How long have you been involved with the theatre?
The first ever show I was part of, I was in 1st grade. So that would be 34 years. 

How has theatre affected the way you live your life?
Wow, that's a big question. It has shaped most aspects of my life! Growing up, I knew I wanted to be an actor. So, as an adult I moved to LA and I was there for 7 years. I heard many times that when you move to LA or NY, you will struggle for 10 years before you start having a career.
I never had the patience or the confidence for that. I went out to LA with a whole lot of enthusiasm and learned that I also didn't have the constitution for it. It wore me down. If I went out there now, I could do it. But in my 20s, I was too fragile and too sensitive. I took every rejection personally. I actually had some success, but I would compare myself to others who had more success than me. 
Ultimately, I left and moved back to Colorado, where I was born. 

All aspects of performing arts is something that I am very passionate about; acting, directing, writing, production. I will never stop being part of it. For me, when it wasn't a competition anymore (to make a living out of it) I could love it and be truly passionate about it again. 
Theatre lifts me up. 
It gives me a lot of joy. It is something I can do on my own terms. 
Being involved with community theatre has deeply impacted my life...I had a tiny part in Taming of the Shew a couple of years ago. Met so many good people, so many friends, and even met my husband! 
I had a blast!
Everyone gets nervous. 
Being nervous means you care. It matters to you. 
If it doesn't matter to you, then why do it?
 It takes a lot of courage to go out there and trying something that is out of your box. 
When you are in need of inspiration, where do you turn?
For acting inspiration, I turn to my tribe or go see a great movie. Biographies are also a huge source of inspiration for me. I seek out people who have the courage to go out and do what they want to be doing. It is proof that if you really want to do something, you can! 
What are some of your pet-peeves when directing?
Lateness: Do not be late! It interrupts the rest of the cast and is rude.
Drama: People who use theatre as a venue to dump their problems.
Bullying: Talking behind someone's back.
Wasted time: Actors who make it all about themselves and take time away from the other actors. 

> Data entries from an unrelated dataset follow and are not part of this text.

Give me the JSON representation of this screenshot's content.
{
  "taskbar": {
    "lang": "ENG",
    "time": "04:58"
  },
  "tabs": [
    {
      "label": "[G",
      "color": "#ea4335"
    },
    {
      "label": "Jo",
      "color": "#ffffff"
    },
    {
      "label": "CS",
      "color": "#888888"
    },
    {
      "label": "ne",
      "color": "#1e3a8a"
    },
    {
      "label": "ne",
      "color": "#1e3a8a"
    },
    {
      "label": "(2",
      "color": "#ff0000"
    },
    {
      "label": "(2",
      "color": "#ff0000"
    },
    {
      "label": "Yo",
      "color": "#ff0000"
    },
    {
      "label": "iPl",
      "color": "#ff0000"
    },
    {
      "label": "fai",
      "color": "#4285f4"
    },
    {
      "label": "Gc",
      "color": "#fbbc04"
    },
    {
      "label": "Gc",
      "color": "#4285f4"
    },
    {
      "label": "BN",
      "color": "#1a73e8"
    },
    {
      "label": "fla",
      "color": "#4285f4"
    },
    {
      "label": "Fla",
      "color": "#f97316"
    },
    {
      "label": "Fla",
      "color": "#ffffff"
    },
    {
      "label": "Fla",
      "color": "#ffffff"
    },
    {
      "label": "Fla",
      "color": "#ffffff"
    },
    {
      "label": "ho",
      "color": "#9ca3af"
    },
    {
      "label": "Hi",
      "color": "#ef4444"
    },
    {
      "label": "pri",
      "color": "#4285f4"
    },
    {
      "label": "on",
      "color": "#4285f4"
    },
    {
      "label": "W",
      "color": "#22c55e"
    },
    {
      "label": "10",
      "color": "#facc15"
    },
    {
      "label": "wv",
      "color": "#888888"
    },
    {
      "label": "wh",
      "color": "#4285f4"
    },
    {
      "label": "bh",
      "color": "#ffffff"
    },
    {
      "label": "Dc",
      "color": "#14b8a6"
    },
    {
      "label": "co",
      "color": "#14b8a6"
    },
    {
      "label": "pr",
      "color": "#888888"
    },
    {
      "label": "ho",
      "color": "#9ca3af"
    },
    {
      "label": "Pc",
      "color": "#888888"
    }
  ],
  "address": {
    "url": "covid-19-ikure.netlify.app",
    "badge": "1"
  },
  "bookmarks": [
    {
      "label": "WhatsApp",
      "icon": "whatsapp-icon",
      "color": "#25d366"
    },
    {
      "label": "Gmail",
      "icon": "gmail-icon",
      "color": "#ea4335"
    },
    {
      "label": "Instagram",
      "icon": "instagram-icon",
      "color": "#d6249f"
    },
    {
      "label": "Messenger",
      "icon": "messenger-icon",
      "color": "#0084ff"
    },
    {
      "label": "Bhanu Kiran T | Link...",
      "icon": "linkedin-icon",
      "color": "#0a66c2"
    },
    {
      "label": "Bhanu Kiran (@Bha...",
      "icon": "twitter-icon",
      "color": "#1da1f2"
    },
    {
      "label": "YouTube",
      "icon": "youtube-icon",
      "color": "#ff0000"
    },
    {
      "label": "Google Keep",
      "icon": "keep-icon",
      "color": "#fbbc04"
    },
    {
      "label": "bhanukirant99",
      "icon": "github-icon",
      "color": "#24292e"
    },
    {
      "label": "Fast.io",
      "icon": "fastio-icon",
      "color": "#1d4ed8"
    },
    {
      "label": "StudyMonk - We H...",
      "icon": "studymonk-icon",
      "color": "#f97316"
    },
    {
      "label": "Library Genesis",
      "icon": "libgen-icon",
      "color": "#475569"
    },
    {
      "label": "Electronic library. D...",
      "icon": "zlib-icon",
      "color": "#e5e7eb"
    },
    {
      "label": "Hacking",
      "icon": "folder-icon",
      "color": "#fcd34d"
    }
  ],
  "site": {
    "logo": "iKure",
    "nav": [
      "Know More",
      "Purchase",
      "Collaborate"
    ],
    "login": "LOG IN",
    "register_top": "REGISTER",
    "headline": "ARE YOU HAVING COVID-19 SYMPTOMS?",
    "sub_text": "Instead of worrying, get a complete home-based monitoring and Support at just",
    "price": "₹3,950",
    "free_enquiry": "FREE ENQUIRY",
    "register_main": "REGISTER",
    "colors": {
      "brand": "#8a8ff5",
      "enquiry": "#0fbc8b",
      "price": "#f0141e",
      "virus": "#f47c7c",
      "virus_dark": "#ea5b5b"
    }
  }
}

If someone is courageous enough to go out for an audition, could you give some advice regarding things to avoid or things to strive for? 
Anything a director gives you ahead of time is a gift. Use it.

Be prepared: Know what you are auditioning for, read the play (or a synopses), know the characters you are auditioning for ans the characters you are auditioning with.
Monologue: If you are asked to do a monologue, practice it. Even consider filming yourself when practicing, you'll learn so much and be able to see exactly what the director sees. 
Follow Instructions: Most of the time you will be given written instructions before an audition, follow them.
Ask questions: Most directors would rather you ask than not. It shows that you care, you're paying attention, you're curious, you're interested in the director's vision, and you're intelligent. 
Learn to be direct-able: Be open to the director making suggestions in the audition and trying new ways of doing your monologue. 
Be unique: Don't choose a monologue that everyone else is choosing (I've heard a thousand Juliettes). 
In the details: Don't use props that aren't absolutely essential. Try to leave as much of your stuff out of the audition room as possible.
Be Confident: Treat it like a job interview. Treat it like you are qualified and ready to do that job. If you come in apologizing and with a defeated attitude, you'll convince your casting director you aren't the one for the job before you've even begun.

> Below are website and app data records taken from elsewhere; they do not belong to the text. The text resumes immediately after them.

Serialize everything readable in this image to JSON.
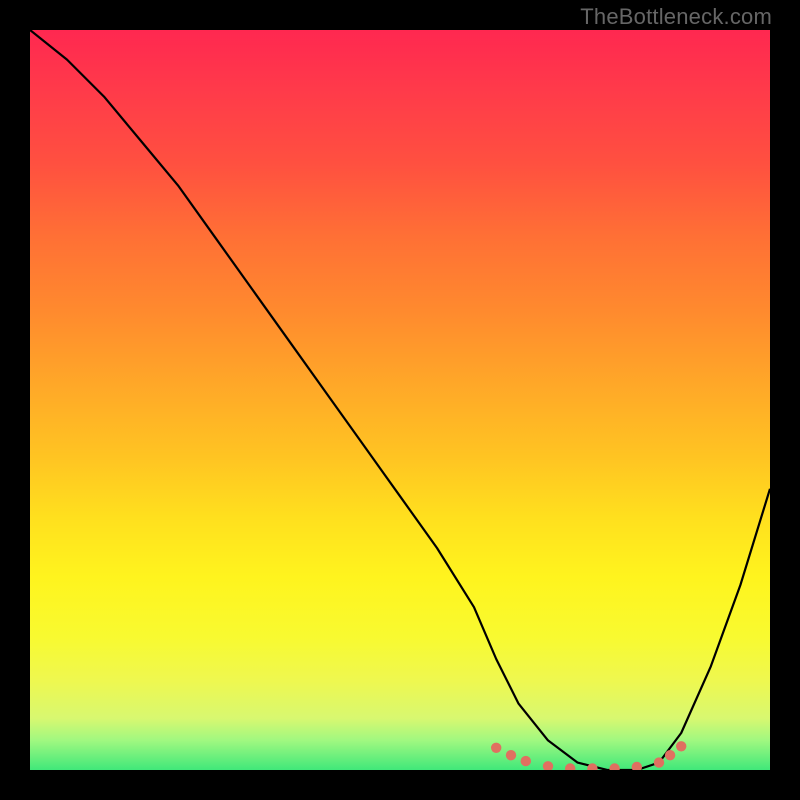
{
  "watermark": "TheBottleneck.com",
  "chart_data": {
    "type": "line",
    "title": "",
    "xlabel": "",
    "ylabel": "",
    "xlim": [
      0,
      100
    ],
    "ylim": [
      0,
      100
    ],
    "series": [
      {
        "name": "bottleneck-curve",
        "x": [
          0,
          5,
          10,
          15,
          20,
          25,
          30,
          35,
          40,
          45,
          50,
          55,
          60,
          63,
          66,
          70,
          74,
          78,
          82,
          85,
          88,
          92,
          96,
          100
        ],
        "values": [
          100,
          96,
          91,
          85,
          79,
          72,
          65,
          58,
          51,
          44,
          37,
          30,
          22,
          15,
          9,
          4,
          1,
          0,
          0,
          1,
          5,
          14,
          25,
          38
        ]
      }
    ],
    "markers": {
      "name": "optimal-band",
      "color": "#e07060",
      "points": [
        {
          "x": 63,
          "y": 3
        },
        {
          "x": 65,
          "y": 2
        },
        {
          "x": 67,
          "y": 1.2
        },
        {
          "x": 70,
          "y": 0.5
        },
        {
          "x": 73,
          "y": 0.2
        },
        {
          "x": 76,
          "y": 0.2
        },
        {
          "x": 79,
          "y": 0.2
        },
        {
          "x": 82,
          "y": 0.4
        },
        {
          "x": 85,
          "y": 1.0
        },
        {
          "x": 86.5,
          "y": 2.0
        },
        {
          "x": 88,
          "y": 3.2
        }
      ]
    },
    "gradient_stops": [
      {
        "pct": 0,
        "color": "#ff2850"
      },
      {
        "pct": 8,
        "color": "#ff3a4a"
      },
      {
        "pct": 18,
        "color": "#ff5040"
      },
      {
        "pct": 28,
        "color": "#ff7035"
      },
      {
        "pct": 38,
        "color": "#ff8a2e"
      },
      {
        "pct": 48,
        "color": "#ffa828"
      },
      {
        "pct": 58,
        "color": "#ffc522"
      },
      {
        "pct": 66,
        "color": "#ffe01e"
      },
      {
        "pct": 74,
        "color": "#fff41e"
      },
      {
        "pct": 82,
        "color": "#f8fa30"
      },
      {
        "pct": 88,
        "color": "#eef850"
      },
      {
        "pct": 93,
        "color": "#d8f870"
      },
      {
        "pct": 96,
        "color": "#a0f880"
      },
      {
        "pct": 100,
        "color": "#40e87a"
      }
    ]
  }
}
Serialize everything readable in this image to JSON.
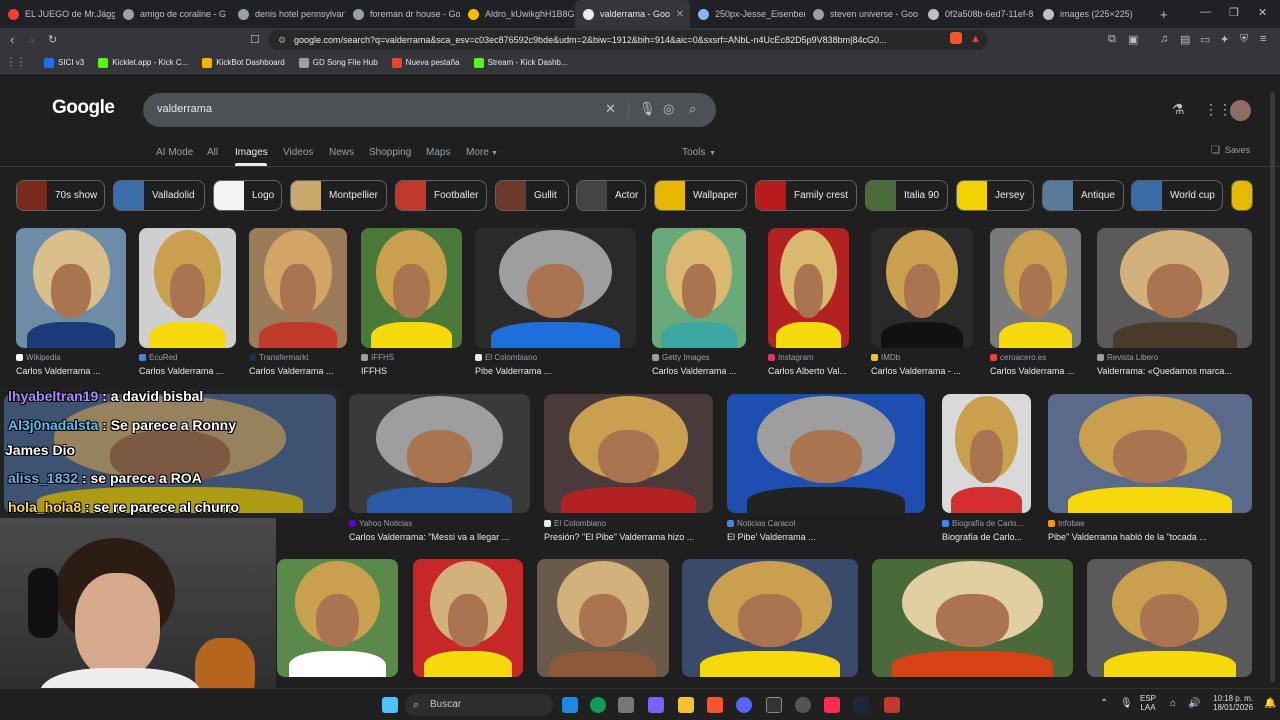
{
  "browser": {
    "tabs": [
      {
        "label": "EL JUEGO de Mr.Jägger"
      },
      {
        "label": "amigo de coraline - G"
      },
      {
        "label": "denis hotel pennsylvan"
      },
      {
        "label": "foreman dr house - Go"
      },
      {
        "label": "Aldro_kUwikghH1B8G"
      },
      {
        "label": "valderrama - Goo"
      },
      {
        "label": "250px-Jesse_Eisenberg"
      },
      {
        "label": "steven universe - Goo"
      },
      {
        "label": "0f2a508b-6ed7-11ef-8"
      },
      {
        "label": "images (225×225)"
      }
    ],
    "url": "google.com/search?q=valderrama&sca_esv=c03ec876592c9bde&udm=2&biw=1912&bih=914&aic=0&sxsrf=ANbL-n4UcEc82D5p9V838bm|84cG0...",
    "bookmarks": [
      {
        "label": "SICI v3",
        "color": "#1a73e8"
      },
      {
        "label": "Kicklet.app - Kick C...",
        "color": "#53fc18"
      },
      {
        "label": "KickBot Dashboard",
        "color": "#f4b400"
      },
      {
        "label": "GD Song File Hub",
        "color": "#9aa0a6"
      },
      {
        "label": "Nueva pestaña",
        "color": "#ea4335"
      },
      {
        "label": "Stream - Kick Dashb...",
        "color": "#53fc18"
      }
    ]
  },
  "google": {
    "logo": "Google",
    "query": "valderrama",
    "nav": [
      "AI Mode",
      "All",
      "Images",
      "Videos",
      "News",
      "Shopping",
      "Maps",
      "More",
      "Tools"
    ],
    "saves": "Saves",
    "chips": [
      "70s show",
      "Valladolid",
      "Logo",
      "Montpellier",
      "Footballer",
      "Gullit",
      "Actor",
      "Wallpaper",
      "Family crest",
      "Italia 90",
      "Jersey",
      "Antique",
      "World cup"
    ]
  },
  "results_row1": [
    {
      "source": "Wikipedia",
      "caption": "Carlos Valderrama ...",
      "src_color": "#ffffff"
    },
    {
      "source": "EcuRed",
      "caption": "Carlos Valderrama ...",
      "src_color": "#4285f4"
    },
    {
      "source": "Transfermarkt",
      "caption": "Carlos Valderrama ...",
      "src_color": "#1a3151"
    },
    {
      "source": "IFFHS",
      "caption": "IFFHS",
      "src_color": "#9aa0a6"
    },
    {
      "source": "El Colombiano",
      "caption": "Pibe Valderrama ...",
      "src_color": "#e8eaed"
    },
    {
      "source": "Getty Images",
      "caption": "Carlos Valderrama ...",
      "src_color": "#9aa0a6"
    },
    {
      "source": "Instagram",
      "caption": "Carlos Alberto Val...",
      "src_color": "#e1306c"
    },
    {
      "source": "IMDb",
      "caption": "Carlos Valderrama - ...",
      "src_color": "#f5c518"
    },
    {
      "source": "ceroacero.es",
      "caption": "Carlos Valderrama ...",
      "src_color": "#ea4335"
    },
    {
      "source": "Revista Libero",
      "caption": "Valderrama: «Quedamos marca...",
      "src_color": "#9aa0a6"
    }
  ],
  "results_row2": [
    {
      "source": "Yahoo Noticias",
      "caption": "Carlos Valderrama: \"Messi va a llegar ...",
      "src_color": "#6001d2"
    },
    {
      "source": "El Colombiano",
      "caption": "Presión? \"El Pibe\" Valderrama hizo ...",
      "src_color": "#e8eaed"
    },
    {
      "source": "Noticias Caracol",
      "caption": "El Pibe' Valderrama ...",
      "src_color": "#4285f4"
    },
    {
      "source": "Biografía de Carlo...",
      "caption": "Biografía de Carlo...",
      "src_color": "#4285f4"
    },
    {
      "source": "Infobae",
      "caption": "Pibe\" Valderrama habló de la \"tocada ...",
      "src_color": "#f29900"
    }
  ],
  "chat": [
    {
      "user": "lhyabeltran19",
      "message": " : a david bisbal",
      "color": "#b388ff"
    },
    {
      "user": "Al3j0nadalsta",
      "message": " : Se parece a Ronny",
      "color": "#4fc3f7"
    },
    {
      "user": "",
      "message": "James Dio",
      "color": "#ffffff"
    },
    {
      "user": "aliss_1832",
      "message": " : se parece a ROA",
      "color": "#64b5f6"
    },
    {
      "user": "hola_hola8",
      "message": " : se re parece al churro",
      "color": "#ffd54f"
    }
  ],
  "taskbar": {
    "search_placeholder": "Buscar",
    "lang": "ESP",
    "lang2": "LAA",
    "time": "10:18 p. m.",
    "date": "18/01/2026"
  }
}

What I'm looking for in an audition:
30-40% is how well you act

What I want to see is someone who comes in prepared, with a positive attitude. 

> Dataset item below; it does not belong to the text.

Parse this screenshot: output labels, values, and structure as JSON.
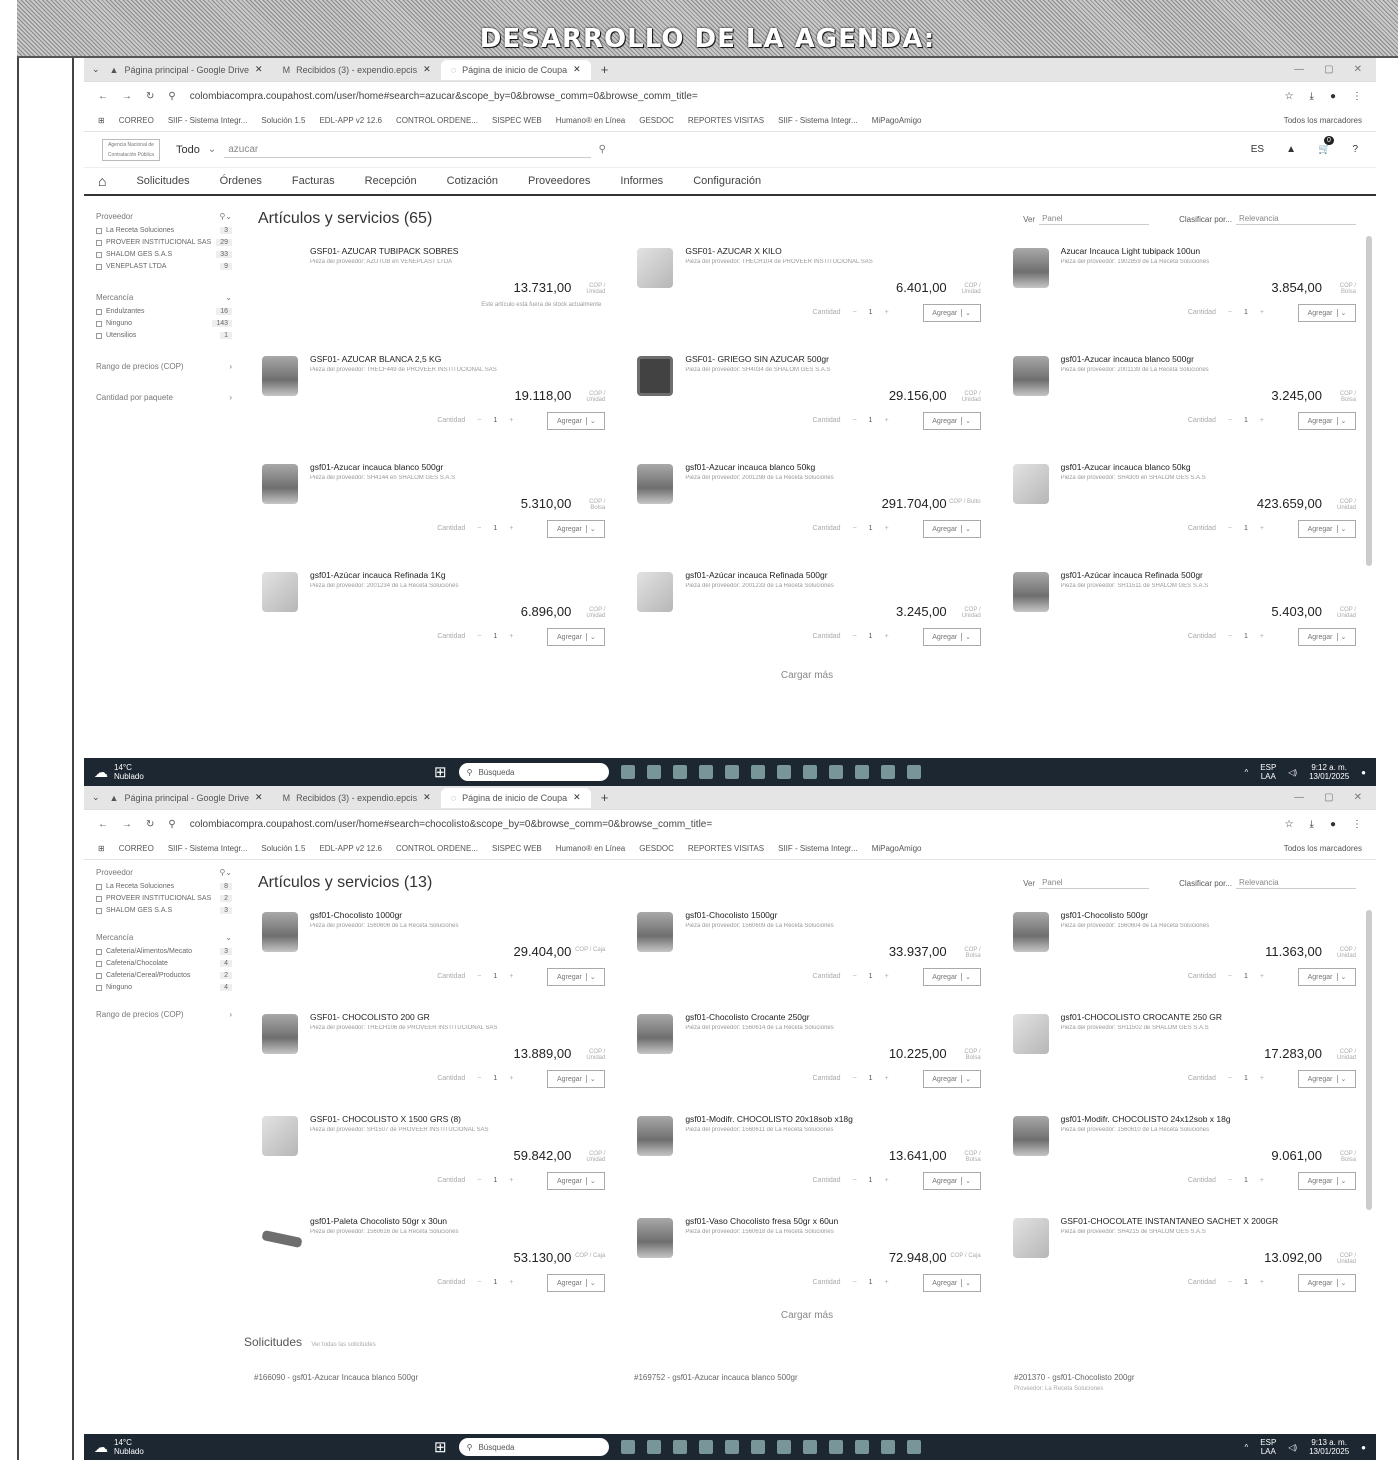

Come out to see Heather's most recent project!

Free summer Shakespeare!
Spoiler Alert...I'm in the play!

Connect with Heather
Taste of Shakespeare 

Connect with Sunshine Revival



Do you know a courageous Colorado woman you could nominate to be interviewed for this project? 

Send me a message!

No comments:

Post a Comment